What is clear however is that the UK's vote to leave does not mean that UK laws deriving from EU legislation are no longer applicable. In a statement published by the Financial Conduct Authority (FCA) following the decision to leave, the FCA said that consumers' rights would remain unaffected by the decision to leave the EU and will remain unchanged unless and until the UK government changes the applicable legislation.

Although the consumer credit regime has been influenced by EU legislation, we anticipate that "Brexit" will have a relatively little impact on the law relating to consumer credit as much of the European regulations have already been made into UK law, with the adoption of the Consumer Credit Directive (CCD) in 2010. In addition, as the FCA only became responsible for the regulation of consumer credit activities in April 2014 and has embedded consumer credit regulation into the FCA Handbook including the Consumer Credit sourcebook, we do not anticipate substantive changes to the consumer credit regime.

Even prior to the adoption of the CCD, the UK already had a detailed consumer credit regime under the Consumer Credit Act (CCA) and many of the requirements under the CCA have been retained. When implementing the CCD, the government stated (in its July 2009 consumer white paper) that as many aspects of the CCD were similar to existing UK provisions, the law on consumer credit required a degree of modification rather than complete overhaul.

We may see bigger economic rather than legal implications for consumer credit, but this will depend on the relationship that the UK seeks with the EU in the future. Although the Bank of England reported in its Money and Credit report published on the 29 June 2016 that total lending to individuals increased by £4.3 billion in May 2016, compared to the average of £5.1 billion over the previous six months; we may see a drop in the figures over the coming months if the uncertainty of the UK's position in the EU affects consumers' borrowing and raises concerns amongst consumers and lenders.

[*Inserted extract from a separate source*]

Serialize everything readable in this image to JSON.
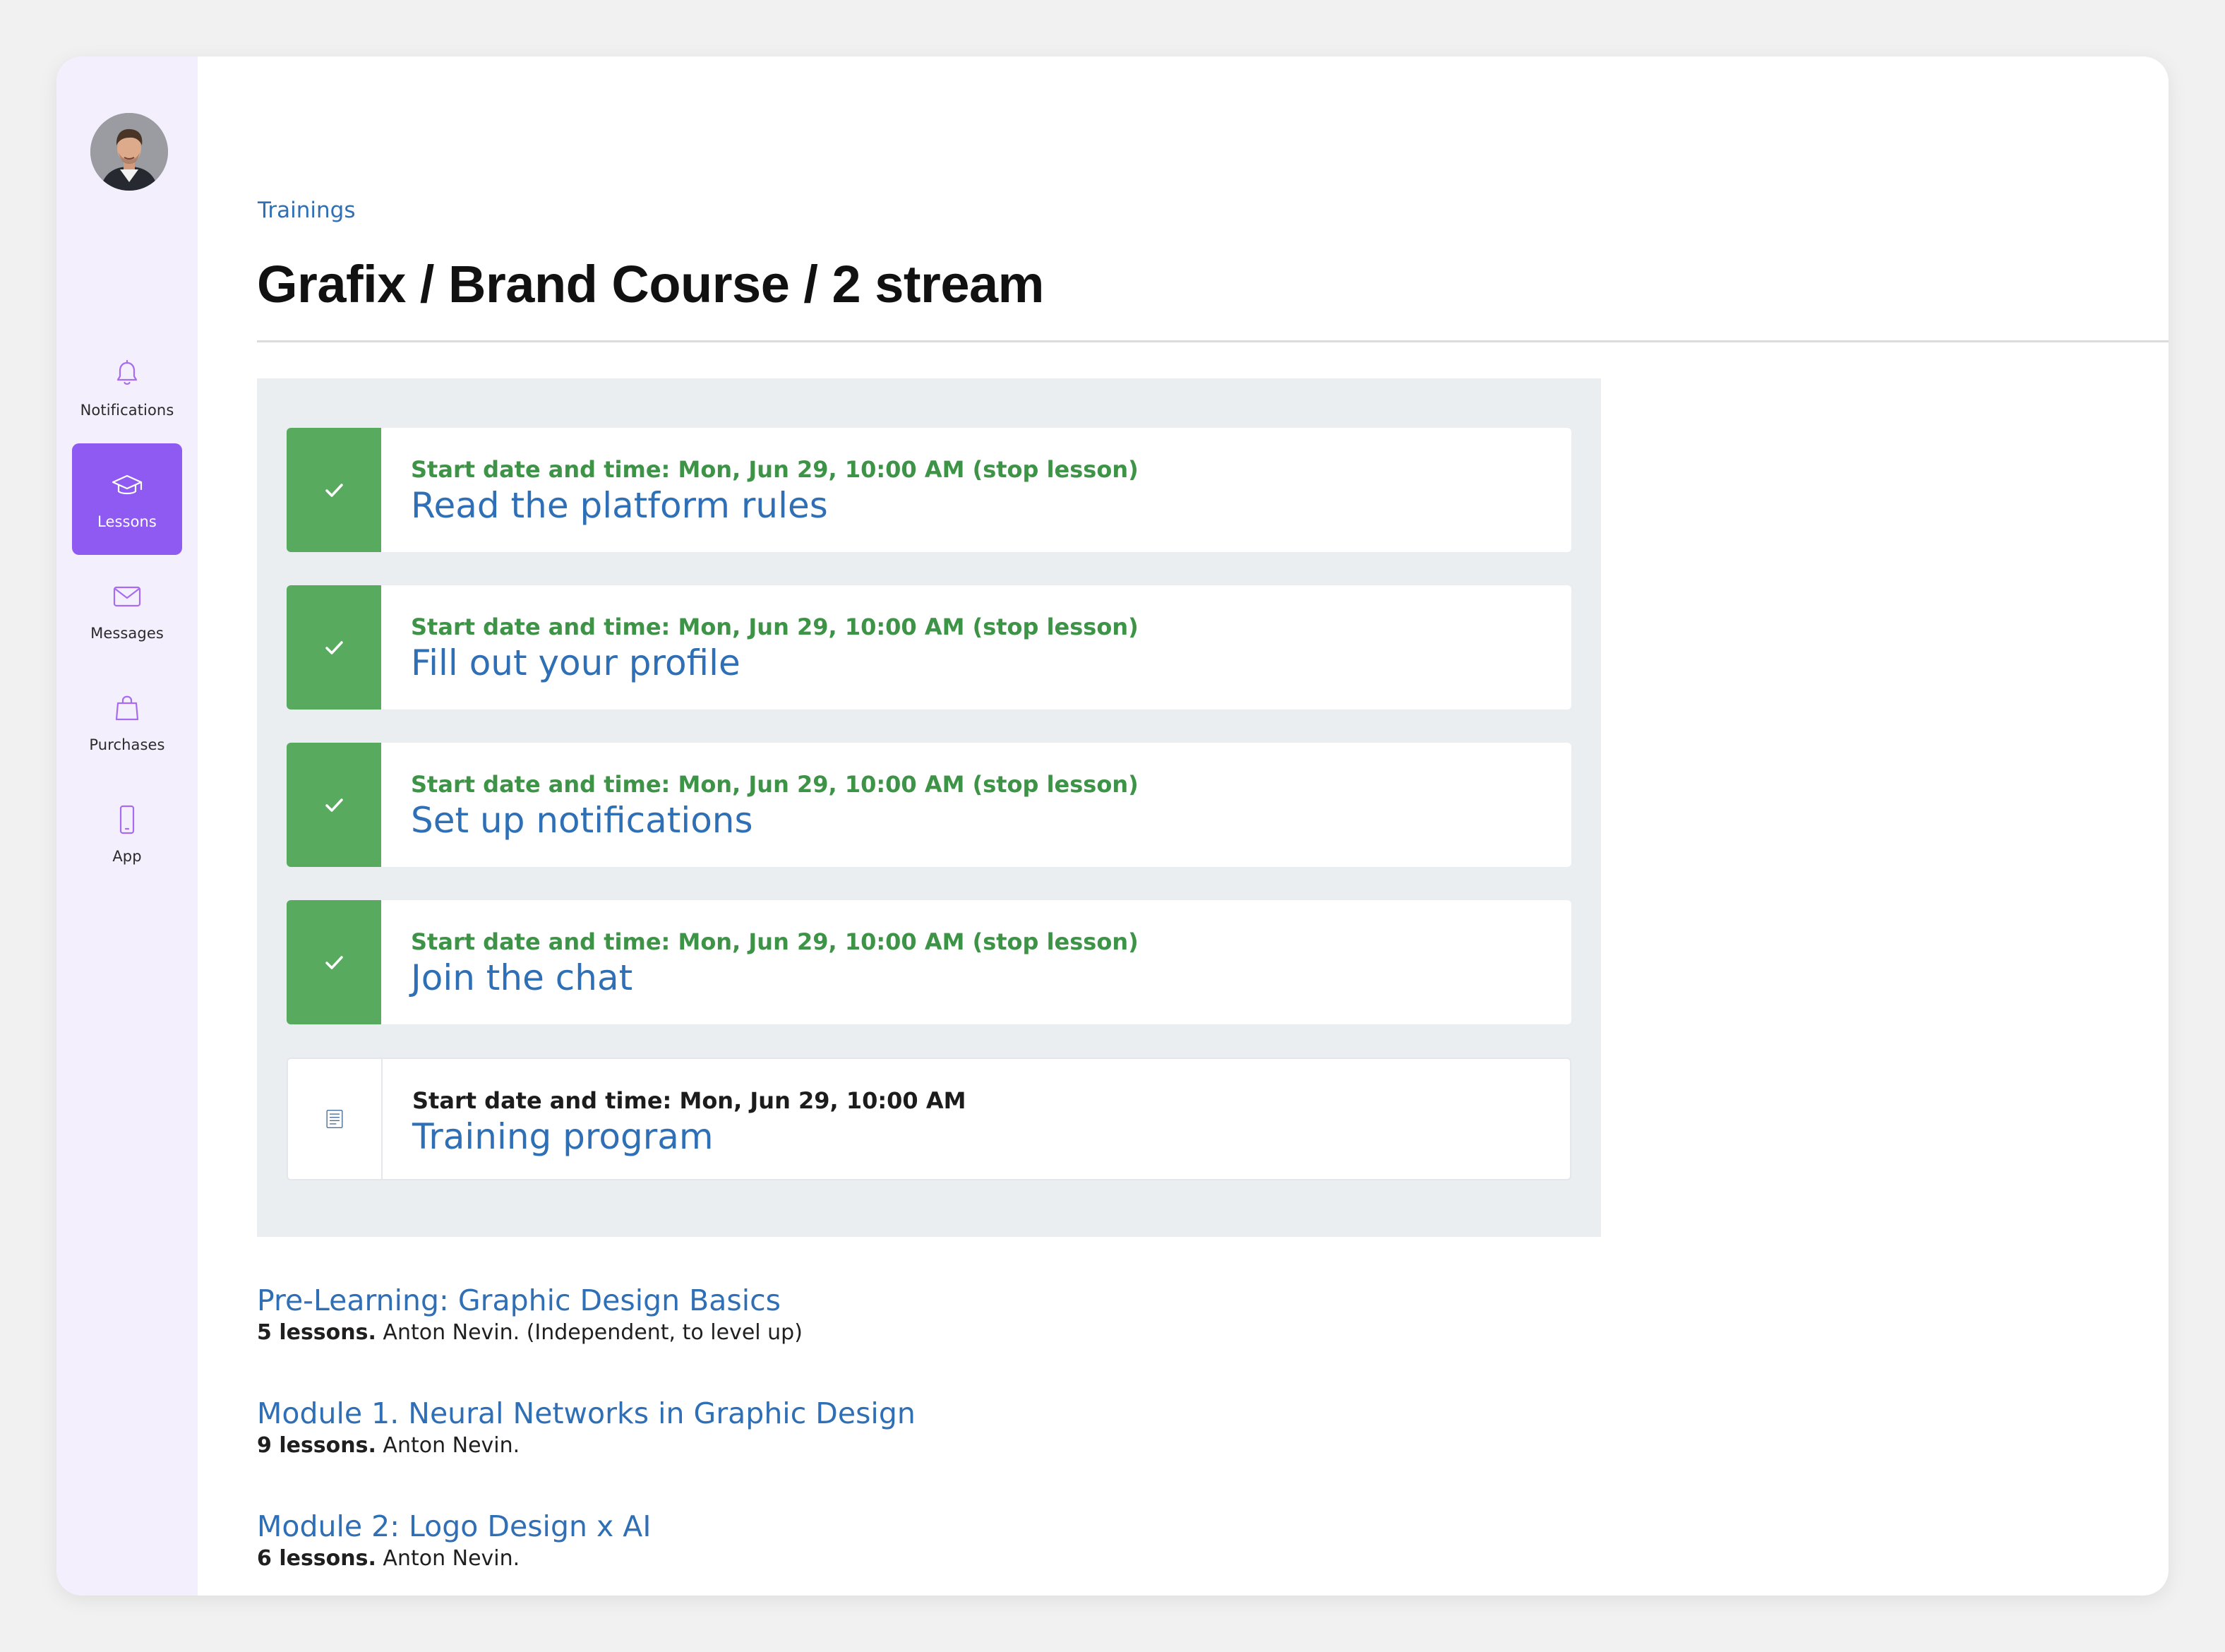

Amongst all the uncertainty, what does remain clear is that consumers will be provided with the same level of protection and consumer credit firms will be regulated by the FCA in the same way as before. Until such time as we are told otherwise, consumer credit firms should continue to apply those UK laws which have been influenced by EU law.